  • Access beautifully interactive analysis and comparison tools
  • Compare nonprofit financials to similar organizations

Want to see how you can enhance your nonprofit research and unlock more insights? Learn More about GuideStar Pro.

Casa Youth Shelter

Board of directors
as of 1/11/2022
SOURCE: Self-reported by organization
Board chair

Mr. Greg Magnuson

Sandra McElroy

Community Volunteer

Karen Klabouch

Designer, Green Street Interiors

Emil Jorge

Co-Founder, Cardraising

Judy Klabouch

CEO, Green Street Interiors

David Basok

Product Specialist-Tax, Wolters Kluwer Law & Business

Kevin Boylan

Consultant, Business Management

Kenny Brandyberry

Investor, Business Owner

Gina Cappannelli

Owner, Hotel Villa Portofino, Catalina Island

Chief Eric Nunez

Los Alamitos Police Department

Tom Bussa

Retired, Ernst and Young

Kathryn Partis

Consultant, Broadcast Media

Nesi Stewart

Owner, Printmaster

Nasir Tejani, MD

Neonatology/Pediatrics

Luciann Maulhardt

Director Emeritus

Greg Magnuson

Buena Park School District

Kent Clayton

COO, Los Alamitos Medical Center

Nicole Madison

Executive Director, Wester Insurance Administrators

Kelly Perry

Perry Wealth Management

Corrie Burks

Senior Relationship Manager/Vice President, City National Bank

Steve Ellis

Partner, Rutan Tucker LLP

John Arens

Financial Advisor, Edward Jones

Susan Morales

Director of Mrketing, Los Alamitos Medical Center

Erick Manriquez

Southland Credit Union

John Freeborn

Director of Broker/Dealer Sales, RK Properties

Thomas Jeschke

Director, PricewaterhouseCoopers

Chynna Canizares

Talent Consultant, PricewaterhouseCoopers

Michael melchor
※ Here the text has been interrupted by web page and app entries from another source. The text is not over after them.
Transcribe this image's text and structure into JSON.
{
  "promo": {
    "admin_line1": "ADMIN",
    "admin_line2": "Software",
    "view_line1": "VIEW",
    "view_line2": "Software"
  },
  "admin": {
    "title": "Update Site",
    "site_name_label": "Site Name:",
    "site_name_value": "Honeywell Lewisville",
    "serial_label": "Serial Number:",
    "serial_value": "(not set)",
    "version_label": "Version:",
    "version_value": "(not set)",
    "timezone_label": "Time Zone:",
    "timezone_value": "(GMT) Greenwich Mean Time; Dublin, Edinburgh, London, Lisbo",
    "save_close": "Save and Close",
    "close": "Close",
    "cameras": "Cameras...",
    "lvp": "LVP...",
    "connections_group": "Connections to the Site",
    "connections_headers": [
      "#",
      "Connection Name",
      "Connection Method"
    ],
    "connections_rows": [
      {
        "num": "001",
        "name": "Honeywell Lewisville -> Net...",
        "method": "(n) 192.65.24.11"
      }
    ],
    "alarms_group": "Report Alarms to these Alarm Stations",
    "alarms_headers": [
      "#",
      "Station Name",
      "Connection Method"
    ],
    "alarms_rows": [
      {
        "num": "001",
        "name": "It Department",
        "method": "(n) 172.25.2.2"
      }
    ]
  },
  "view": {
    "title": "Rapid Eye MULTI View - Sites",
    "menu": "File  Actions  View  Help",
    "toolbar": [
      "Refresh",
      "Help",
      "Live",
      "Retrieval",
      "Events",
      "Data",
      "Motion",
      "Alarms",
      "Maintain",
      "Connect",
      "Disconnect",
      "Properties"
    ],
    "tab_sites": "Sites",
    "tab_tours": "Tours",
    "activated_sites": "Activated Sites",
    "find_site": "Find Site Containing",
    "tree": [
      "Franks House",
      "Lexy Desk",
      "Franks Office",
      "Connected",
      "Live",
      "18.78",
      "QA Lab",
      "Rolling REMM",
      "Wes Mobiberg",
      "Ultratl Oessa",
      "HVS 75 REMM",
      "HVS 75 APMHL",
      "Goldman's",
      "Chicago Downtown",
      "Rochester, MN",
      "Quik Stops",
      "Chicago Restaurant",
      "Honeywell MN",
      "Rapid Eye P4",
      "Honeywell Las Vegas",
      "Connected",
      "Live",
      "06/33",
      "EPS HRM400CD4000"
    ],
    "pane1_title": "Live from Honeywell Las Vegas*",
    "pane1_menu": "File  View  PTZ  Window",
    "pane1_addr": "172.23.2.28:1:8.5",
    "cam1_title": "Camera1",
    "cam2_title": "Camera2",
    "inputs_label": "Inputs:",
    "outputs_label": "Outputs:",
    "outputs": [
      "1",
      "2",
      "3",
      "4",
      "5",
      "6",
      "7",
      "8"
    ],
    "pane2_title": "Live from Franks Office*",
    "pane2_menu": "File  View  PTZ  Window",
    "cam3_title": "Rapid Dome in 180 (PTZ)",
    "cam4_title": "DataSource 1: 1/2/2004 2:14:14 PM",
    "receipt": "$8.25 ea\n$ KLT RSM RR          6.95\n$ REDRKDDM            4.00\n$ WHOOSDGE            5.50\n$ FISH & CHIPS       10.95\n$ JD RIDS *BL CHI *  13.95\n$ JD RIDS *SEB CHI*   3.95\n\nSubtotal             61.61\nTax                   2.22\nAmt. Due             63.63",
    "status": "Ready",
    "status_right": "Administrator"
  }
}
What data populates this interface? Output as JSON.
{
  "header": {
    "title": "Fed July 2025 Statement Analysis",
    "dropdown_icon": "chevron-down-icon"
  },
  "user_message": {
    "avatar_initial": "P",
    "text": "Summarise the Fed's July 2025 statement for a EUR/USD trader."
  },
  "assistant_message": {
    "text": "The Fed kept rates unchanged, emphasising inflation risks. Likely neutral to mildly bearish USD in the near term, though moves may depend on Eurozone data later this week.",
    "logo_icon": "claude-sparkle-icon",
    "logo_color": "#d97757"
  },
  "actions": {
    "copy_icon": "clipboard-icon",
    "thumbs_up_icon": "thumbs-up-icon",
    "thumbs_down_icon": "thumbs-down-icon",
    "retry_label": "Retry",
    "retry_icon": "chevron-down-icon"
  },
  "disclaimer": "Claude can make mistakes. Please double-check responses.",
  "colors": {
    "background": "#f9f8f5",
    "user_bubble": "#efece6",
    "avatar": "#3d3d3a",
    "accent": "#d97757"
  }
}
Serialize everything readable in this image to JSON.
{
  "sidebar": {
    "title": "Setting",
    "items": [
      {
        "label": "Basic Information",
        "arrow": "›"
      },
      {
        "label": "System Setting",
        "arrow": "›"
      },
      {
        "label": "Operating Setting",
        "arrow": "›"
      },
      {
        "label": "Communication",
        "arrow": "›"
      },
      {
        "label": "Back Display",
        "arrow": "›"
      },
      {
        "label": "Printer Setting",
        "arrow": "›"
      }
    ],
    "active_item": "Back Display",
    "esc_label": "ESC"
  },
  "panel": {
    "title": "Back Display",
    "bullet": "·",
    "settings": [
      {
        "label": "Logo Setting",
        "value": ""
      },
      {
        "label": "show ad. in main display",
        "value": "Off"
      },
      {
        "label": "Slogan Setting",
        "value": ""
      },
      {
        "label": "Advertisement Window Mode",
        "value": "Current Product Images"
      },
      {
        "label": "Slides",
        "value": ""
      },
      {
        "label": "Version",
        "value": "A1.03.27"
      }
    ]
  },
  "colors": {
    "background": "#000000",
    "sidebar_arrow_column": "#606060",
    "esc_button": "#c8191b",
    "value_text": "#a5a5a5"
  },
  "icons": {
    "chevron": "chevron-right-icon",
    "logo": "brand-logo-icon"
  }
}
Branch Manager, U.S. Bank

Board leadership practices

SOURCE: Self-reported by organization

GuideStar worked with BoardSource, the national leader in nonprofit board leadership and governance, to create this section.

  • Board orientation and education
    Does the board conduct a formal orientation for new board members and require all board members to sign a written agreement regarding their roles, responsibilities, and expectations? Yes
  • CEO oversight
    Has the board conducted a formal, written assessment of the chief executive within the past year ? Yes
  • Ethics and transparency
    Have the board and senior staff reviewed the conflict-of-interest policy and completed and signed disclosure statements in the past year? Yes
  • Board composition
    Does the board ensure an inclusive board member recruitment process that results in diversity of thought and leadership? Yes

Organizational demographics

SOURCE: Self-reported; last updated 12/12/2020

Who works and leads organizations that serve our diverse communities? GuideStar partnered on this section with CHANGE Philanthropy and Equity in the Center.

Leadership

The organization's leader identifies as:

Race & ethnicity
White/Caucasian/European
Gender identity
Female

Race & ethnicity

No data

Gender identity

No data

 

No data

Sexual orientation

No data

Disability

No data